Lots of link love today. And hopefully something for everyone. I’ll try to keep my own comments brief:
From Voice of the Martyrs’ “Persecution Blog.” I’ll tempt you with just a little quote:
“God doesn’t need your sermons or your theology. The puppets of Communism do this work. But they cannot share the sufferings of the Savior.”
Now that I’m father to a little girl, I’m always looking for advice. Tim Stevens, father of two teen girls, offers some here. He also mentions a book by James Dobson, titled Bringing Up Girls. Tyndale is sending me a copy to review on my blog, though I’ve not yet received it. But it might be worth checking out; I’ll let you know my own thoughts later.
Carl Trueman reflects on large Christian conferences with speakers from large churches, and suspects there may be large problems. Most attendees are not serving at churches of 1000 or more. Might it be more practical to focus on bringing in speakers who work with churches more comparable in size to those served by the ministers in attendance?
We take Wikipedia as a unit of time — time spent doing something “constructive” (as opposed to time watching TV or playing video games). All of Wikipedia together represents 100 million hours of human thought. And the U.S. alone watches 200 billion hours of television each year. The author points out that we lose the equivalent of 2000 Wikipedia-sized human thought projects a year. We’re, in essence, choosing to watch Lost rather than solving the world’s problems. And he goes further; being more productive wouldn’t require us to stop watching American Idol altogether:

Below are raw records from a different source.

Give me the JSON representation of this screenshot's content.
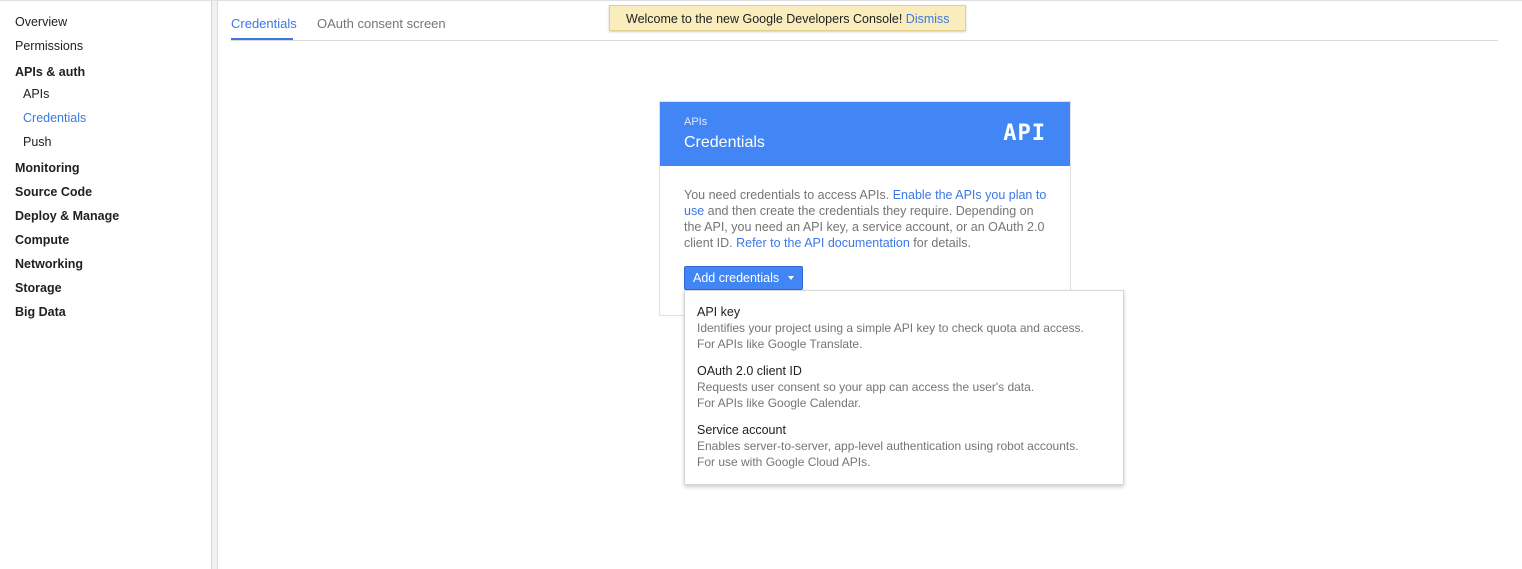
{
  "sidebar": {
    "items": [
      {
        "label": "Overview"
      },
      {
        "label": "Permissions"
      },
      {
        "label": "APIs & auth"
      },
      {
        "label": "APIs"
      },
      {
        "label": "Credentials"
      },
      {
        "label": "Push"
      },
      {
        "label": "Monitoring"
      },
      {
        "label": "Source Code"
      },
      {
        "label": "Deploy & Manage"
      },
      {
        "label": "Compute"
      },
      {
        "label": "Networking"
      },
      {
        "label": "Storage"
      },
      {
        "label": "Big Data"
      }
    ]
  },
  "tabs": [
    {
      "label": "Credentials",
      "active": true
    },
    {
      "label": "OAuth consent screen",
      "active": false
    }
  ],
  "banner": {
    "text": "Welcome to the new Google Developers Console!",
    "dismiss_label": "Dismiss"
  },
  "card": {
    "kicker": "APIs",
    "title": "Credentials",
    "logo_text": "API",
    "body": {
      "part1": "You need credentials to access APIs. ",
      "link1": "Enable the APIs you plan to use",
      "part2": " and then create the credentials they require. Depending on the API, you need an API key, a service account, or an OAuth 2.0 client ID. ",
      "link2": "Refer to the API documentation",
      "part3": " for details."
    },
    "add_button_label": "Add credentials"
  },
  "menu": {
    "items": [
      {
        "title": "API key",
        "desc1": "Identifies your project using a simple API key to check quota and access.",
        "desc2": "For APIs like Google Translate."
      },
      {
        "title": "OAuth 2.0 client ID",
        "desc1": "Requests user consent so your app can access the user's data.",
        "desc2": "For APIs like Google Calendar."
      },
      {
        "title": "Service account",
        "desc1": "Enables server-to-server, app-level authentication using robot accounts.",
        "desc2": "For use with Google Cloud APIs."
      }
    ]
  },
  "colors": {
    "accent": "#3b78e7",
    "card_header": "#4285f4",
    "banner_bg": "#f9edbe"
  }
}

“Let’s say that everything stays 99 percent the same, that people watch 99 percent as much television as they used to, but 1 percent of that is carved out for producing and for sharing. The Internet-connected population watches roughly a trillion hours of TV a year. That’s about five times the size of the annual U.S. consumption. One per cent of that is 100 Wikipedia projects per year worth of participation.”

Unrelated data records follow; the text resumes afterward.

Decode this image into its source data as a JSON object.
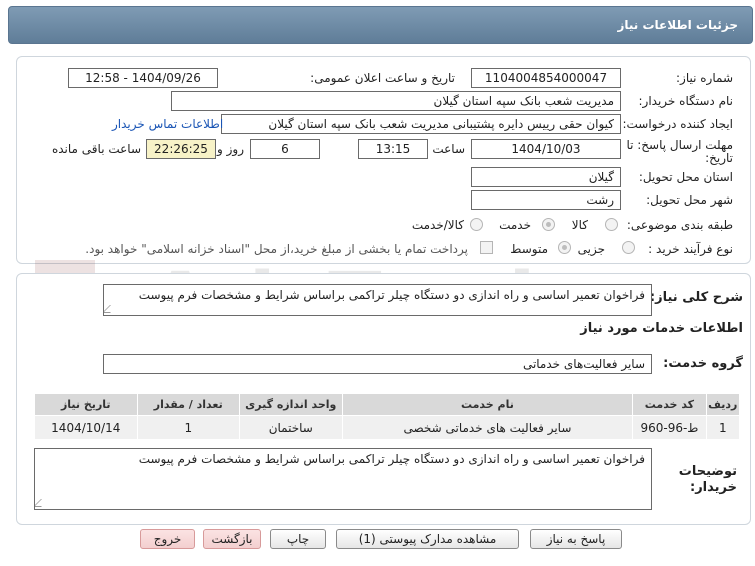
{
  "header": {
    "title": "جزئیات اطلاعات نیاز"
  },
  "form": {
    "need_number_label": "شماره نیاز:",
    "need_number": "1104004854000047",
    "announce_label": "تاریخ و ساعت اعلان عمومی:",
    "announce_value": "1404/09/26 - 12:58",
    "buyer_org_label": "نام دستگاه خریدار:",
    "buyer_org": "مدیریت شعب بانک سپه استان گیلان",
    "requester_label": "ایجاد کننده درخواست:",
    "requester": "کیوان حقی رییس دایره پشتیبانی  مدیریت شعب بانک سپه استان گیلان",
    "contact_link": "اطلاعات تماس خریدار",
    "deadline_label_1": "مهلت ارسال پاسخ: تا",
    "deadline_label_2": "تاریخ:",
    "deadline_date": "1404/10/03",
    "time_label": "ساعت",
    "deadline_time": "13:15",
    "days_value": "6",
    "days_label": "روز و",
    "remaining_time": "22:26:25",
    "remaining_label": "ساعت باقی مانده",
    "province_label": "استان محل تحویل:",
    "province": "گیلان",
    "city_label": "شهر محل تحویل:",
    "city": "رشت",
    "category_label": "طبقه بندی موضوعی:",
    "category_options": [
      "کالا",
      "خدمت",
      "کالا/خدمت"
    ],
    "process_label": "نوع فرآیند خرید :",
    "process_options": [
      "جزیی",
      "متوسط"
    ],
    "payment_note": "پرداخت تمام یا بخشی از مبلغ خرید،از محل \"اسناد خزانه اسلامی\" خواهد بود."
  },
  "description": {
    "label": "شرح کلی نیاز:",
    "text": "فراخوان تعمیر اساسی و راه اندازی دو دستگاه چیلر تراکمی براساس شرایط و مشخصات فرم پیوست"
  },
  "services": {
    "section_title": "اطلاعات خدمات مورد نیاز",
    "group_label": "گروه خدمت:",
    "group_value": "سایر فعالیت‌های خدماتی",
    "table": {
      "headers": [
        "ردیف",
        "کد خدمت",
        "نام خدمت",
        "واحد اندازه گیری",
        "تعداد / مقدار",
        "تاریخ نیاز"
      ],
      "rows": [
        [
          "1",
          "ط-96-960",
          "سایر فعالیت های خدماتی شخصی",
          "ساختمان",
          "1",
          "1404/10/14"
        ]
      ]
    }
  },
  "buyer_notes": {
    "label_1": "توضیحات",
    "label_2": "خریدار:",
    "text": "فراخوان تعمیر اساسی و راه اندازی دو دستگاه چیلر تراکمی براساس شرایط و مشخصات فرم پیوست"
  },
  "buttons": {
    "reply": "پاسخ به نیاز",
    "attachments": "مشاهده مدارک پیوستی (1)",
    "print": "چاپ",
    "back": "بازگشت",
    "exit": "خروج"
  },
  "watermark": {
    "text": "AriaTender.net"
  },
  "colors": {
    "header_bg": "#6f8ca6",
    "link": "#1a55b5",
    "remaining_bg": "#f7f2c7",
    "button_pink": "#f3cfcf"
  }
}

Clay Shirky calls this untapped potential for thought “cognitive surplus.” And we’ve apparently got it in spades…
Andreas Kluth, writer for The Economist, offers a pretty good argument for the “Fair Tax Plan.” And he makes it interesting. One of his big pushing points is simplicity; As someone who had to file for an extension this year, I appreciate that.

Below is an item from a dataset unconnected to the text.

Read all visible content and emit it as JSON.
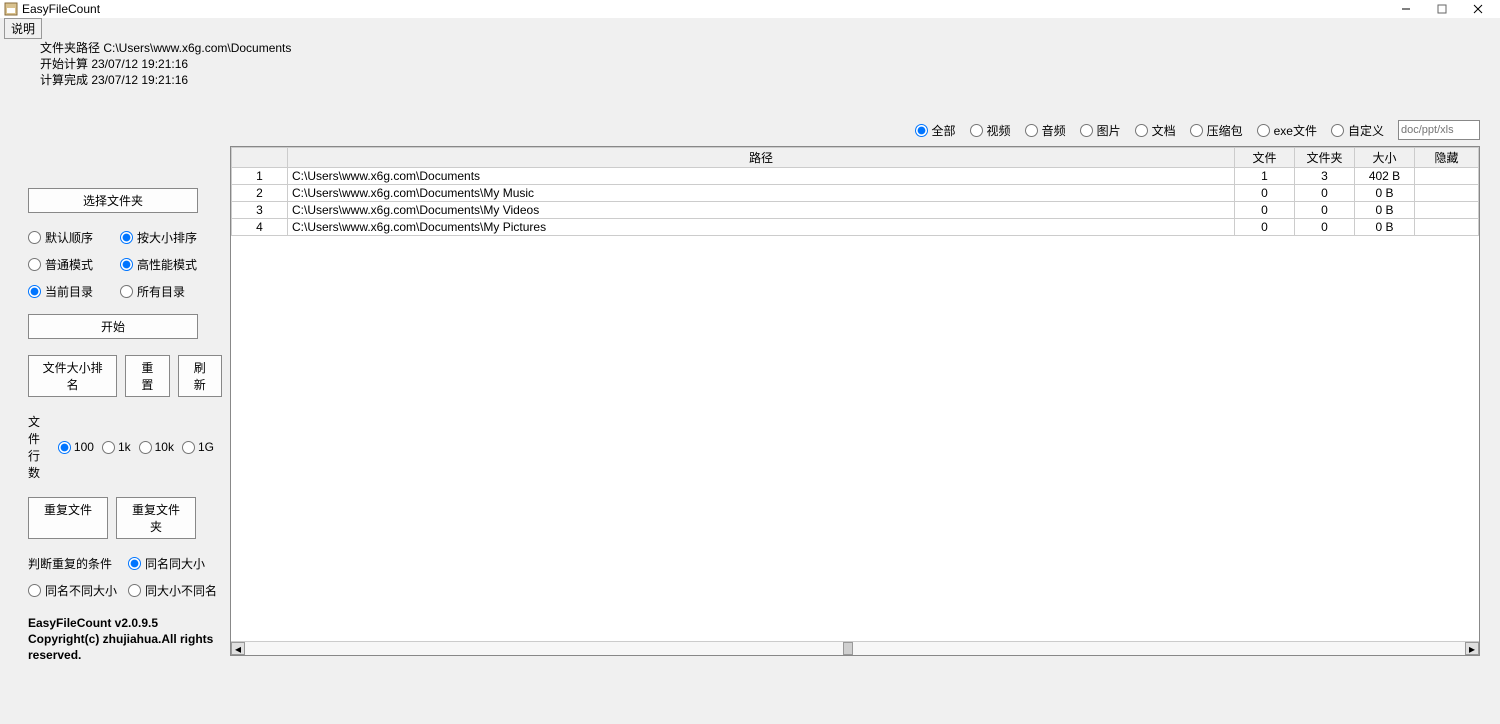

A website (apparently a book as well) consisting of nothing more than pictures of foods that are bad for us, and their descriptions. My personal favorites: